Read through the listing below and copy each line in which the word "content" occurs.
++++ Dataset entries
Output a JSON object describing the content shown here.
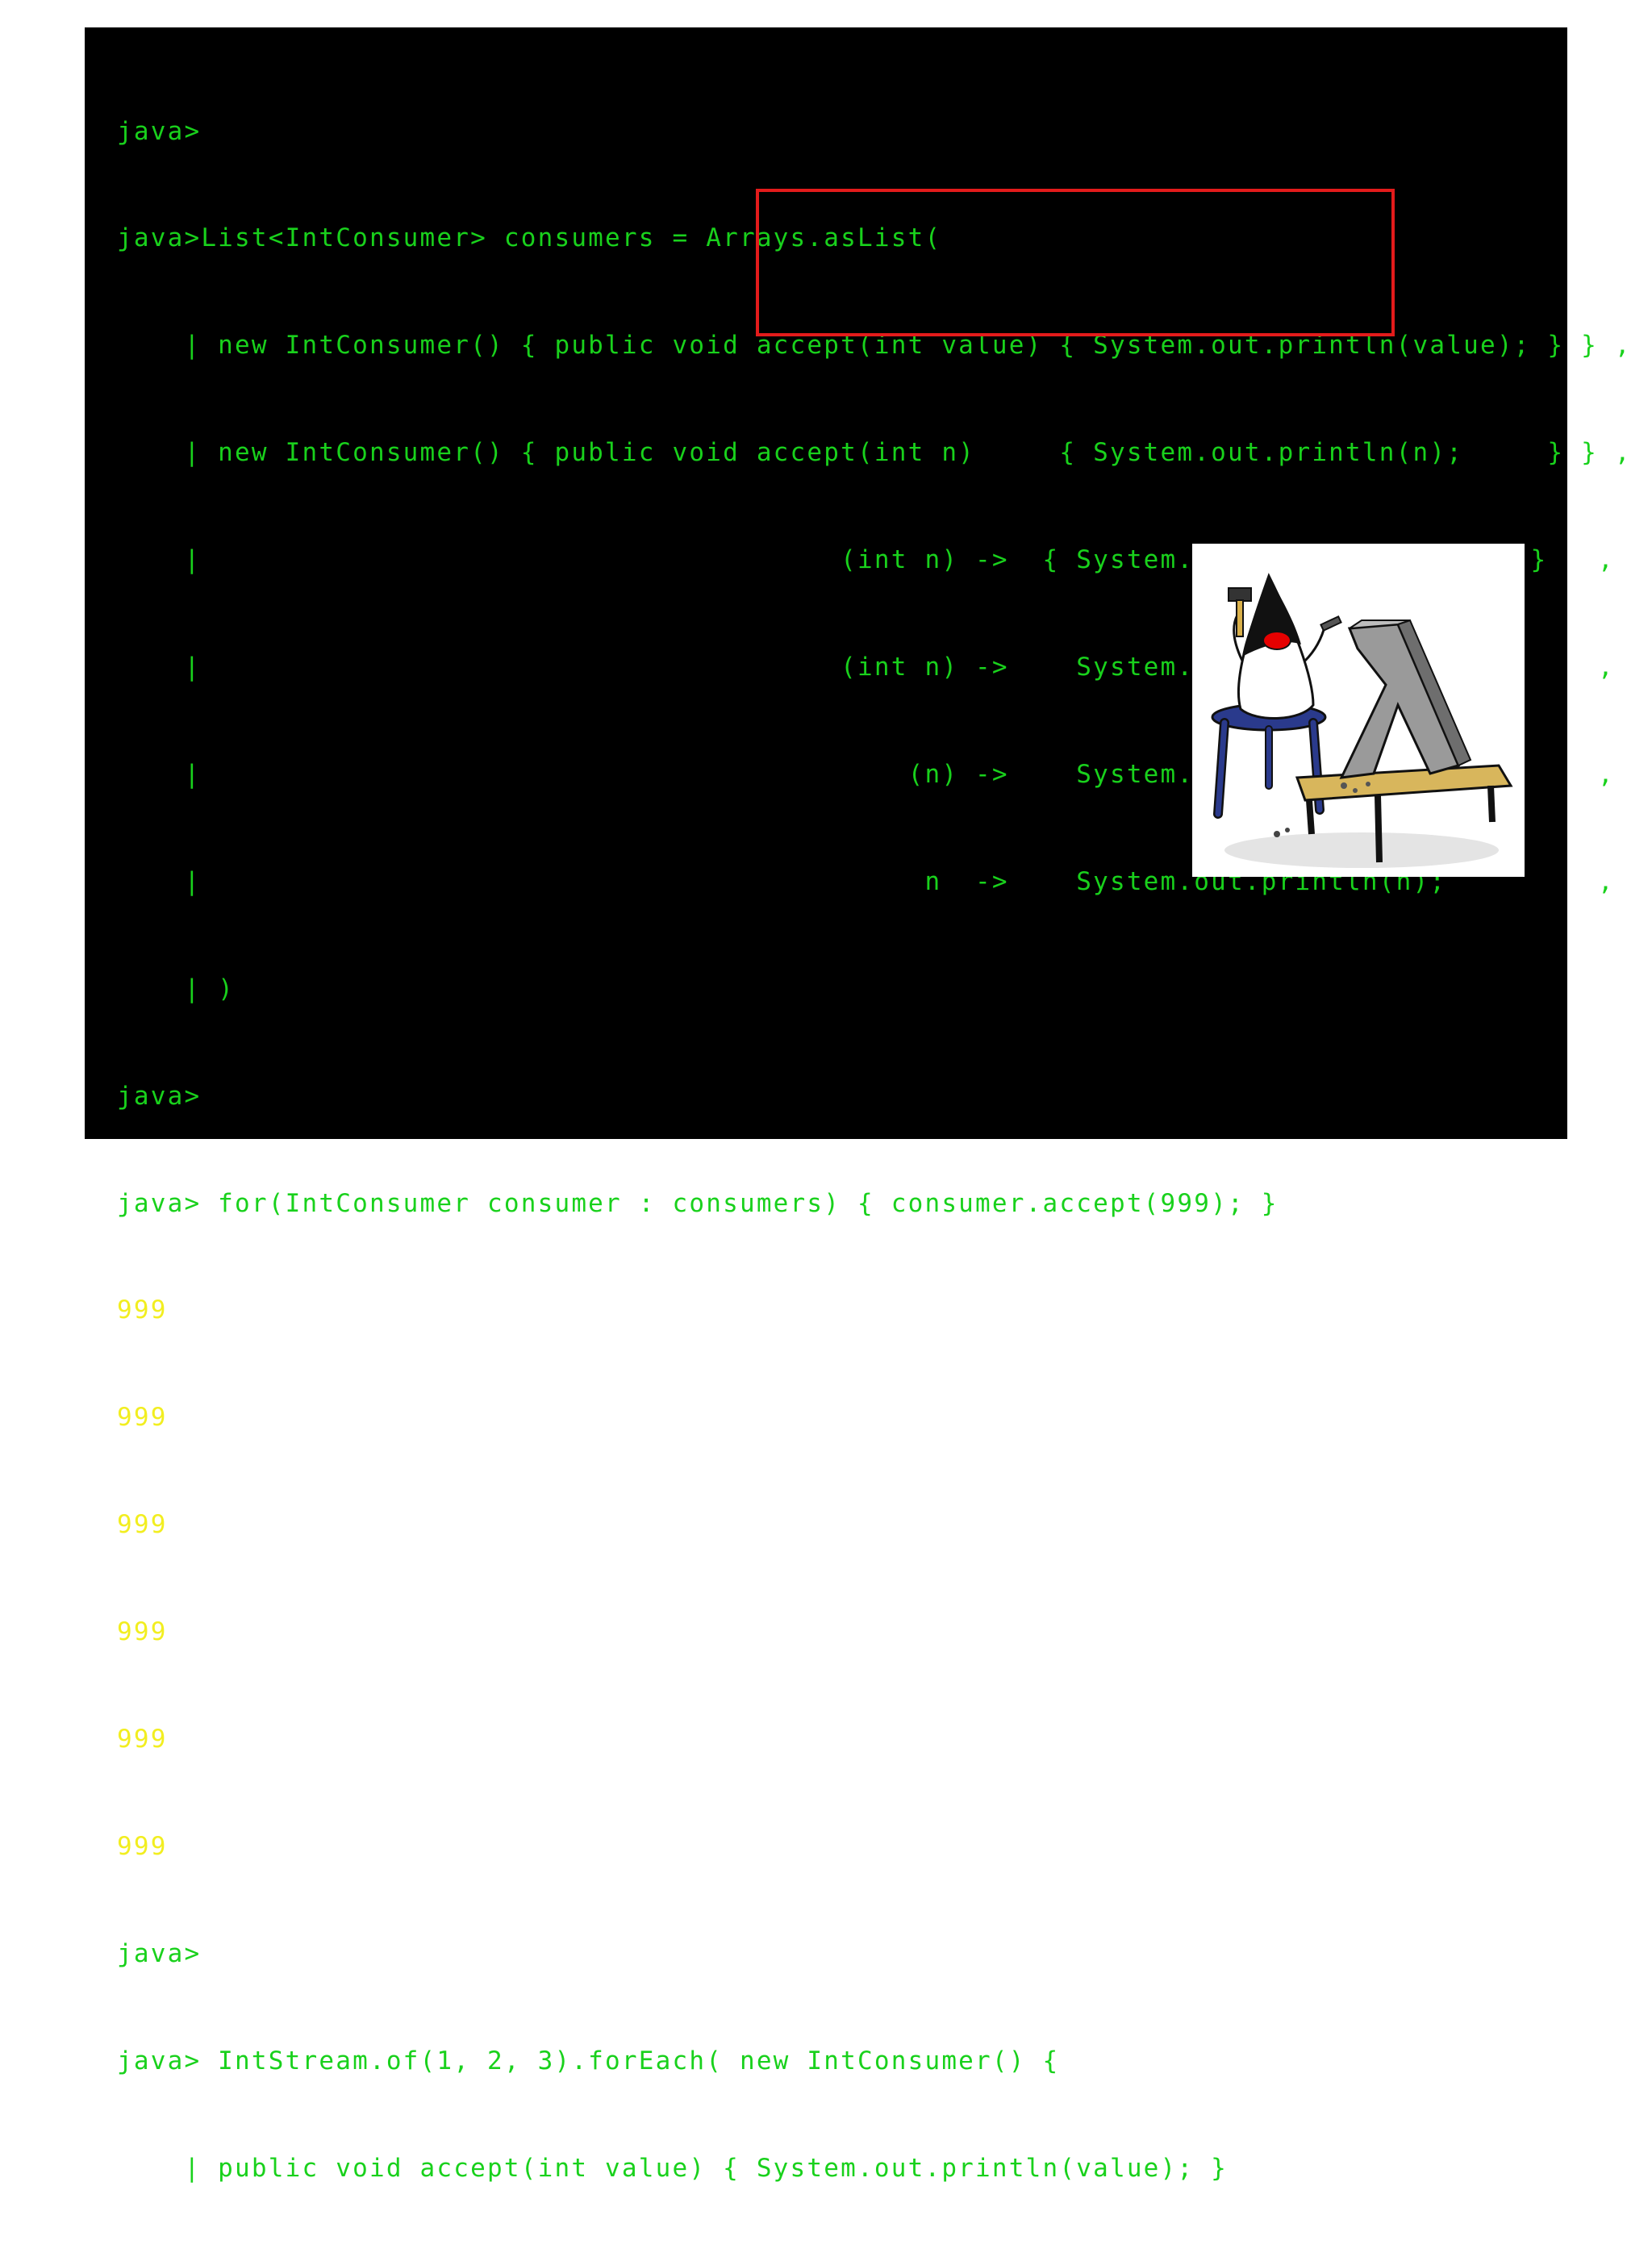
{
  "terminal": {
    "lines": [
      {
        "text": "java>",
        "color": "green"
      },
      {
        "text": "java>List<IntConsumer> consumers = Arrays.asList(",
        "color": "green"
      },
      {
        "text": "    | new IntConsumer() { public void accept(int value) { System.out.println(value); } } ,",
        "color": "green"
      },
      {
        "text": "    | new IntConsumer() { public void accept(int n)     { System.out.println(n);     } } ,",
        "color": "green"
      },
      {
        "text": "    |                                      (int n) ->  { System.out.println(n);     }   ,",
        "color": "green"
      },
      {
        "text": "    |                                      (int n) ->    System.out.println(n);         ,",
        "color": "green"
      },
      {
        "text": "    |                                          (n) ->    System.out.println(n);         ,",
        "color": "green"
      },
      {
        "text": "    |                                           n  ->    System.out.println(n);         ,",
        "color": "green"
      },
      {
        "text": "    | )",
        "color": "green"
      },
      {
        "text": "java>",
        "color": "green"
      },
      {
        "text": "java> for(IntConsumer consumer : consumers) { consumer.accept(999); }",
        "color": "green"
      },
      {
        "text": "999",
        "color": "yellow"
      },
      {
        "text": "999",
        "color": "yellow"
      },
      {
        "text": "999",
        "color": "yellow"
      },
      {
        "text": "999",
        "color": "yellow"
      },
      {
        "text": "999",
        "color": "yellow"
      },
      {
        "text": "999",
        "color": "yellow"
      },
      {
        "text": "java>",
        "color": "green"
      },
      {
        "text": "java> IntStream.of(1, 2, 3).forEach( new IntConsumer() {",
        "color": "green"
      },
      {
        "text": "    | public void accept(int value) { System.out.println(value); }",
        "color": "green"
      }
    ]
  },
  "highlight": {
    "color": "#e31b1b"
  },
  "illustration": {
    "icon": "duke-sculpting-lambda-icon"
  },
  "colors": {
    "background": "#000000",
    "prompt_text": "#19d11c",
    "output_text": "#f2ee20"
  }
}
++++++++
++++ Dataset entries
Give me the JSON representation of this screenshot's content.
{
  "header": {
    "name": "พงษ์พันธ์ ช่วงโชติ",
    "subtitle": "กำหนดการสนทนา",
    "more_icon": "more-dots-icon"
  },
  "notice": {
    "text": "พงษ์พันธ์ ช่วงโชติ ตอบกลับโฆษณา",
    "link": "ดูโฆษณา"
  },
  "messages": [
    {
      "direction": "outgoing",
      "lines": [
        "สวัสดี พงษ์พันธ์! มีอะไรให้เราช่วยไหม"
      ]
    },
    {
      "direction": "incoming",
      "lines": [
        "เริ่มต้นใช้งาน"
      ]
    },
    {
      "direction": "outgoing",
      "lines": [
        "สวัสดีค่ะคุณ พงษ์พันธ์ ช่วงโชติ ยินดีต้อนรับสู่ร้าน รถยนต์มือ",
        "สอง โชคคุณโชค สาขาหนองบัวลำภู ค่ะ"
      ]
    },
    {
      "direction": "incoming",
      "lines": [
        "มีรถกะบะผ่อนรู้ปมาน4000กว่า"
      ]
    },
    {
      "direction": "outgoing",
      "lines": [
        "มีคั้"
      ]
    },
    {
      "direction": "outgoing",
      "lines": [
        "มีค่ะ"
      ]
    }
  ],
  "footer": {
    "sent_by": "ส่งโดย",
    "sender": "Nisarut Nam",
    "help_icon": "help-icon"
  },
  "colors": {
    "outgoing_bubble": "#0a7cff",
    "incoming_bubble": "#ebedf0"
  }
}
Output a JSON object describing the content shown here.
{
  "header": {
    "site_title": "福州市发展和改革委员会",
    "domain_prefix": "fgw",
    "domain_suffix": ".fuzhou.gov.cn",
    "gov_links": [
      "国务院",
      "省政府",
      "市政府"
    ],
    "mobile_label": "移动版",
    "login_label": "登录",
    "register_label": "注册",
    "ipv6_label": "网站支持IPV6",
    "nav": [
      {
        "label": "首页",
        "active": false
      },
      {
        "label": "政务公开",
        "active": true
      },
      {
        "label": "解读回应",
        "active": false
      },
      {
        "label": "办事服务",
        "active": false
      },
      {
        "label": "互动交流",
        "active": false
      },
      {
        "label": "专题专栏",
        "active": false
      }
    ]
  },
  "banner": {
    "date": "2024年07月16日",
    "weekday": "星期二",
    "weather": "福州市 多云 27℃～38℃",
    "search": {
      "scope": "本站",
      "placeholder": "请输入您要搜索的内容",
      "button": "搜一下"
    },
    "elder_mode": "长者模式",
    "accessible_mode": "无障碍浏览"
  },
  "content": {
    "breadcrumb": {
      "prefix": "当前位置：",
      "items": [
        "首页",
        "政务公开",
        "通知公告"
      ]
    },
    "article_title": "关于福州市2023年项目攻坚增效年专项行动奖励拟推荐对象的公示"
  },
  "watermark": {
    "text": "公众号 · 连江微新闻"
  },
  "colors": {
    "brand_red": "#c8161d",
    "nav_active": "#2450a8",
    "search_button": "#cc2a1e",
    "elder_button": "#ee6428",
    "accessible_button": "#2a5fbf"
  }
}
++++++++
• Result of this exercise:
Output a JSON object describing the content shown here.
Give me the JSON representation of this screenshot's content.
Output a JSON object describing the content shown here.
  "content": {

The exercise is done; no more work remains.